At some point, Joyce said, molecules acquired memory - the ability to store and pass on information. That's what DNA does with its four-letter chemical code. Small copying errors spawn variety, and with that, Darwinian evolution can start.
"The chemical logic is already laid out for how chemistry turns into biology," he said.
The prevailing view is that our DNA-based life was preceded by something called the RNA world - a population of organisms, or proto-organisms, that stored information using this single-stranded relative of DNA's double-stranded helix.
While DNA can't reproduce itself without outside catalysts, scientists have found a type of RNA, called a ribozyme, that can act as its own catalyst to copy itself.
But RNA is thought to be too complex to have sprung up, fully formed, from the primordial soup, so some biologists are trying to construct simpler versions. Christopher Switzer of the University of California Riverside has created FNA - something like DNA but with different "backbone" structures holding it together. He and others have created a whole variety of these - dubbed TNA, PNA, GNA, and so on.
Switzer and Benner, of FFAME, have both made new versions of DNA with extra code-carrying chemical units, called bases, rather than the four that our life uses. Switzer has made one that uses six coding characters. Benner has made one with twelve.
This type of work was even incorporated in the movie E.T., Benner noted; the doctor examining the alien finds six coding elements in his DNA, rather than four.
None of these new versions of DNA has worked in an actual life-form, but that could change.
Last year, J. Craig Venter of the J. Craig Venter Institute announced he'd taken a step in that direction. He and colleagues used laboratory chemicals to synthesize a replica of bacterial DNA, inserted it into related bacteria with its own DNA removed, and watched it come to life.
Then, last December, scientists claimed they had discovered an arsenic-based life-form. The researchers said they had substituted arsenic for phosphorus in the DNA and other critical parts of the cell, the way silicon sometimes substitutes for carbon in creatures from science fiction.

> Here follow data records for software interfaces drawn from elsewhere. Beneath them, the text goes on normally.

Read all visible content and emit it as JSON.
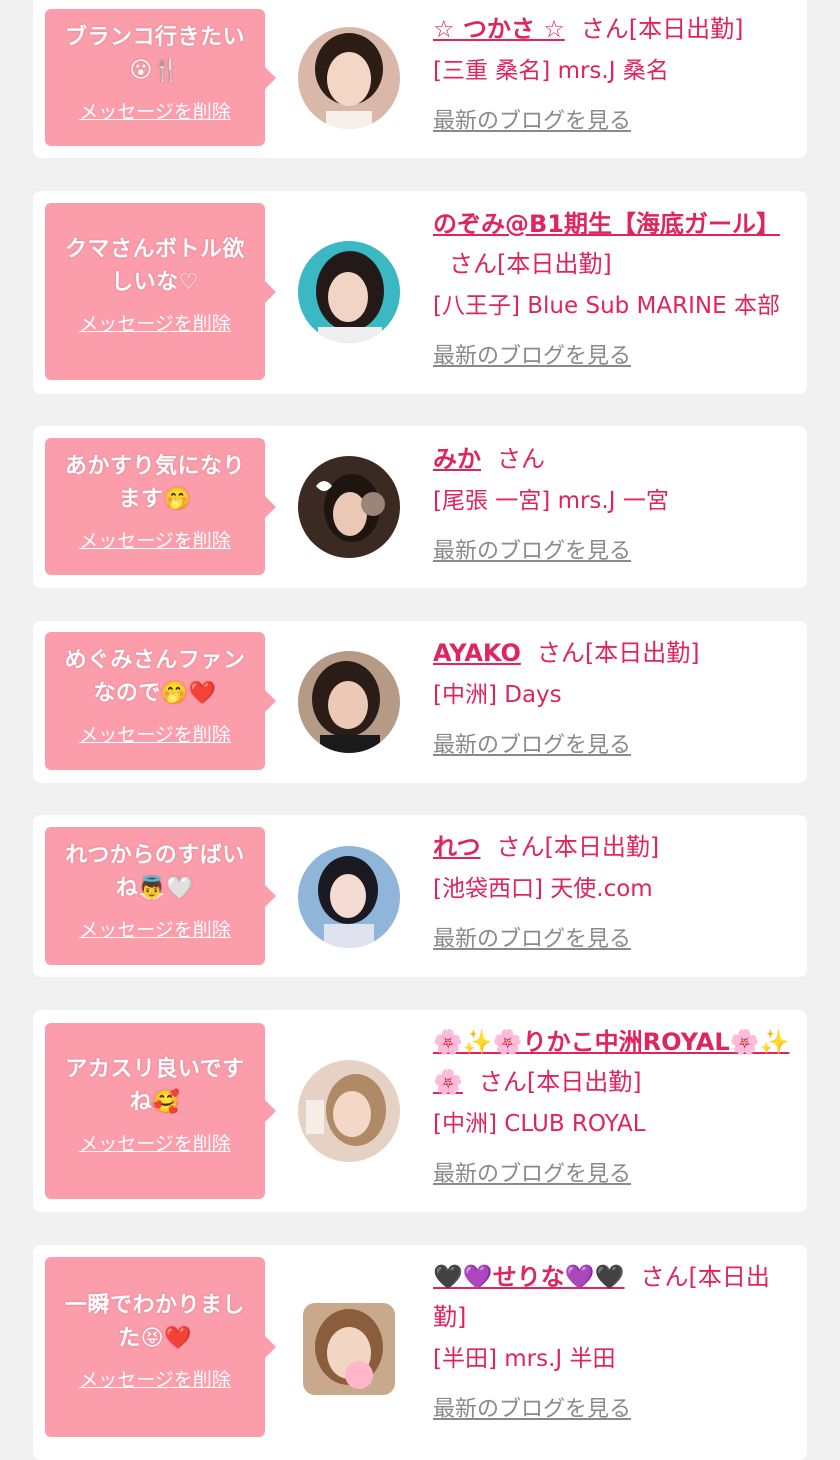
{
  "colors": {
    "background": "#f1f1f1",
    "card": "#ffffff",
    "bubble": "#fb9dab",
    "accent": "#e0245e",
    "muted": "#8a8a8a"
  },
  "cards": [
    {
      "message": "ブランコ行きたい😮🍴",
      "delete_label": "メッセージを削除",
      "name": "☆ つかさ ☆",
      "suffix": "さん[本日出勤]",
      "shop": "[三重 桑名] mrs.J 桑名",
      "blog_label": "最新のブログを見る",
      "avatar_icon": "avatar-photo"
    },
    {
      "message": "クマさんボトル欲しいな♡",
      "delete_label": "メッセージを削除",
      "name": "のぞみ@B1期生【海底ガール】",
      "suffix": "さん[本日出勤]",
      "shop": "[八王子] Blue Sub MARINE 本部",
      "blog_label": "最新のブログを見る",
      "avatar_icon": "avatar-photo"
    },
    {
      "message": "あかすり気になります🤭",
      "delete_label": "メッセージを削除",
      "name": "みか",
      "suffix": "さん",
      "shop": "[尾張 一宮] mrs.J 一宮",
      "blog_label": "最新のブログを見る",
      "avatar_icon": "avatar-photo"
    },
    {
      "message": "めぐみさんファンなので🤭❤️",
      "delete_label": "メッセージを削除",
      "name": "AYAKO",
      "suffix": "さん[本日出勤]",
      "shop": "[中洲] Days",
      "blog_label": "最新のブログを見る",
      "avatar_icon": "avatar-photo"
    },
    {
      "message": "れつからのすばいね👼🤍",
      "delete_label": "メッセージを削除",
      "name": "れつ",
      "suffix": "さん[本日出勤]",
      "shop": "[池袋西口] 天使.com",
      "blog_label": "最新のブログを見る",
      "avatar_icon": "avatar-photo"
    },
    {
      "message": "アカスリ良いですね🥰",
      "delete_label": "メッセージを削除",
      "name": "🌸✨🌸りかこ中洲ROYAL🌸✨🌸",
      "suffix": "さん[本日出勤]",
      "shop": "[中洲] CLUB ROYAL",
      "blog_label": "最新のブログを見る",
      "avatar_icon": "avatar-photo"
    },
    {
      "message": "一瞬でわかりました😝❤️",
      "delete_label": "メッセージを削除",
      "name": "🖤💜せりな💜🖤",
      "suffix": "さん[本日出勤]",
      "shop": "[半田] mrs.J 半田",
      "blog_label": "最新のブログを見る",
      "avatar_icon": "avatar-photo"
    }
  ]
}
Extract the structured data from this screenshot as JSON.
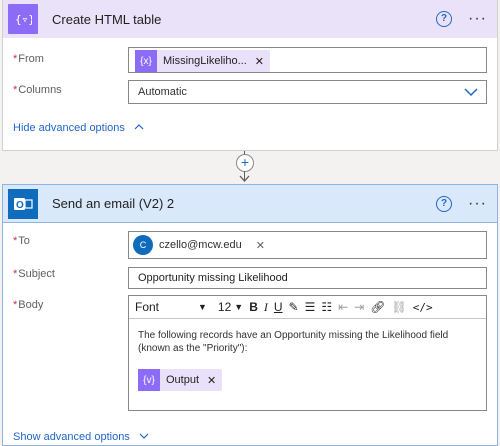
{
  "card1": {
    "title": "Create HTML table",
    "help": "?",
    "more": "···",
    "from_label": "From",
    "from_token": "MissingLikeliho...",
    "from_token_icon": "{x}",
    "columns_label": "Columns",
    "columns_value": "Automatic",
    "advanced_link": "Hide advanced options"
  },
  "card2": {
    "title": "Send an email (V2) 2",
    "help": "?",
    "more": "···",
    "to_label": "To",
    "to_avatar": "C",
    "to_value": "czello@mcw.edu",
    "subject_label": "Subject",
    "subject_value": "Opportunity missing Likelihood",
    "body_label": "Body",
    "font_name": "Font",
    "font_size": "12",
    "body_text": "The following records have an Opportunity missing the Likelihood field (known as the \"Priority\"):",
    "body_token": "Output",
    "body_token_icon": "{v}",
    "advanced_link": "Show advanced options"
  },
  "colors": {
    "accent": "#2266c8",
    "purple": "#8c6cf6",
    "outlook": "#0f6cbd"
  },
  "icons": [
    "table-icon",
    "help-icon",
    "more-icon",
    "remove-token-icon",
    "chevron-down-icon",
    "chevron-up-icon",
    "add-step-icon",
    "outlook-icon",
    "avatar",
    "bold-icon",
    "italic-icon",
    "underline-icon",
    "pen-icon",
    "bullet-list-icon",
    "numbered-list-icon",
    "outdent-icon",
    "indent-icon",
    "link-icon",
    "unlink-icon",
    "code-view-icon"
  ]
}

The paper describing the bacteria was supposed to be published in the journal Science last year, but amid much criticism, the journal held off until last week, when the paper appeared with eight rebuttals.
In an interview last week, lead author Felisa Wolfe-Simon admitted that her team doesn't know how much arsenic is actually substituting for phosphorus, and that it may be a small amount.
Biologists who have read the paper say her team never conducted the tests needed to show any arsenic is truly incorporated in the RNA or DNA. The bacteria were still exposed to some phosphorus as a contaminant - enough to supply the production of normal DNA.
Beyond that, some say other strains of bacteria are known to survive in much more concentrated solutions of arsenic, and they find ways to do this without becoming "arsenic based."
So any hope that the arsenic bacteria represent a second genesis is dead. But the search goes on.